Then there were the night boat trips, which were pretty scary! Travelling through reeds in the pitch black with only torches to see where we were, the jungle was alive with noises and on the night we were looking for caimen, we could see their little eyes reflecting back to us in red dots. On another night trip, Sam went searching for tarantula (successfully!) and I’d decided to sit it out, from fear… then they came back with a huge anaconda they’d found, which was even more terrifying! Sam asked me to take a photo of the snake and on the way out of our hut I was confronted with a ton night bats whizzing round me! The terror just did not let up.

Baby caimen! Surprisingly cute…


Then there were the activities – we went piranha fishing a couple of times, only managing to catch a few babies (and some freshwater sardines), but that was enough for me! To be honest, the thought of catching a big piranha with sharp human-eating teeth was pretty terrifying! 

Piranha fishing

We also did a jungle walk, in which we found a giant beetle (GROSS), millipedes, tons of leafcutter ants, ‘fire ants’ and a deadly snake. Apparently the 2nd most deadly snake in South America, our guide casually pointed him out in a tree, saying ‘look! He’s looking at you! He looks angry, he’s jumping out!’ Obviously we were in safe hands, and he managed to keep it in its tree nook, but he did consider killing it as it’s so dangerous. Casual! 

Leafcutter ants

Giant beetle… so GROSS!


Spot the deadly snake!

On the last day, we also went canoeing in a TINY canoe that belonged to our driver Rolando’s young daughter! We also swam in the Amazon, which I was a bit wary about but it was actually really lovely and quite warm… far away from the piranhas obviously!
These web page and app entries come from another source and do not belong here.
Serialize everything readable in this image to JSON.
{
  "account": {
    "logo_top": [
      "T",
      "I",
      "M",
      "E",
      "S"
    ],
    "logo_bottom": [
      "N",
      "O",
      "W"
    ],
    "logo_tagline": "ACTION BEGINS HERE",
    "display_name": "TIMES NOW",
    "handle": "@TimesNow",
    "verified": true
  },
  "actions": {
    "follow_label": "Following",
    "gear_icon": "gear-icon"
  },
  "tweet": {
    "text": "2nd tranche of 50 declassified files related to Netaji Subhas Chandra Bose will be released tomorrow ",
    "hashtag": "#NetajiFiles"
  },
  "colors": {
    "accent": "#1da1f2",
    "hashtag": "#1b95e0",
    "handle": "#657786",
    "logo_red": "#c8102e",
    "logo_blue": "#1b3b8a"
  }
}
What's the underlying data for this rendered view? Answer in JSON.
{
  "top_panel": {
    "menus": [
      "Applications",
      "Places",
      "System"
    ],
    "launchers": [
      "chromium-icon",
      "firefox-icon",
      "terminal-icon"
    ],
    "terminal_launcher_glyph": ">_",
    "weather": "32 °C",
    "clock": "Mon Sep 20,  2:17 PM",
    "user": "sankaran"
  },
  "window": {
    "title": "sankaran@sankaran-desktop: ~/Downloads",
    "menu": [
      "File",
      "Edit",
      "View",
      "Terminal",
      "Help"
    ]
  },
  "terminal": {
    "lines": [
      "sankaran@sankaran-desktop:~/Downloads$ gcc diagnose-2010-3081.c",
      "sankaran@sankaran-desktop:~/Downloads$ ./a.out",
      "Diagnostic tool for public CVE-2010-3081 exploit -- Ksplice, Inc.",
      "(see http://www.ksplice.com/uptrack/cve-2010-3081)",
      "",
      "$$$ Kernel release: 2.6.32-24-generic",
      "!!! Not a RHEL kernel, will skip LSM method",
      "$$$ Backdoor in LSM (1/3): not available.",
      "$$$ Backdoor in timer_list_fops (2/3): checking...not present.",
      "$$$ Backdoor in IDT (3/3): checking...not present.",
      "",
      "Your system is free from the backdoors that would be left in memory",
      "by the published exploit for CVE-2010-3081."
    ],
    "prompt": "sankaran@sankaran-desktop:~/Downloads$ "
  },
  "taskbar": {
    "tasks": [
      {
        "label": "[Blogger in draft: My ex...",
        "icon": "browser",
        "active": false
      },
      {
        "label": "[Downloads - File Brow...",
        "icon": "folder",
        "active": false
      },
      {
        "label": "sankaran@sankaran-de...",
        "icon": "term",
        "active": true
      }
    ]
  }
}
We actually saw the closest dolphins whilst swimming, about 4 metres away, which was awesome. You could just see their little heads and flippers come out the water as they rolled over, and even the grey ones had pink bellies!

Even when not on excursions there was plenty of wildlife, with a giant tortoise turning up at the lodge one day, a massive toad, and a resident giant-rat-thing (not its actual name) called Cosmo that was pretty cute.

We also spent a bit of time visiting the two nearest villages, learning about life there – from flooded and closed schools, to playing football for money bets, and makeshift ‘bars’ in the village – life here is very different and our guide said only a couple of people from each village will ever get the chance at higher education (the majority going into farming). It made me realise how fortunate we are in the UK, and that I could NEVER survive in a village that small!

Even just driving around on the boat was fun – listening to the buzzing life in the trees, watching birds soar majestically over the trees, getting caught in Amazonian downpours, and hearing about all the mad superstitions of the jungle. My favourite being about a goblin-type man/creature called the ‘Chucha chaki’ who lives in the rainforest and shapeshifts, so he could take on the form of your friend, and lead you to get lost in the forest all by yourself then disappear. Also hilarious is that many people think that dolphins are evil spirits of reincarnated people and must be respected / kept at a distance, which is why they’re one of the few animals that aren’t hunted for meat! They also believe that different-looking people (like me and Sam) could also be the reincarnated form of an evil dolphin, that could come into a village and corrupt or kidnap the locals! LOLS huh? 

Amazon downpour!

All in all, an amazing stay, and although a splurge, it didn’t break the bank too much at £50 pp/per day (a bargain compared to other lodges) and an unforgettable experience!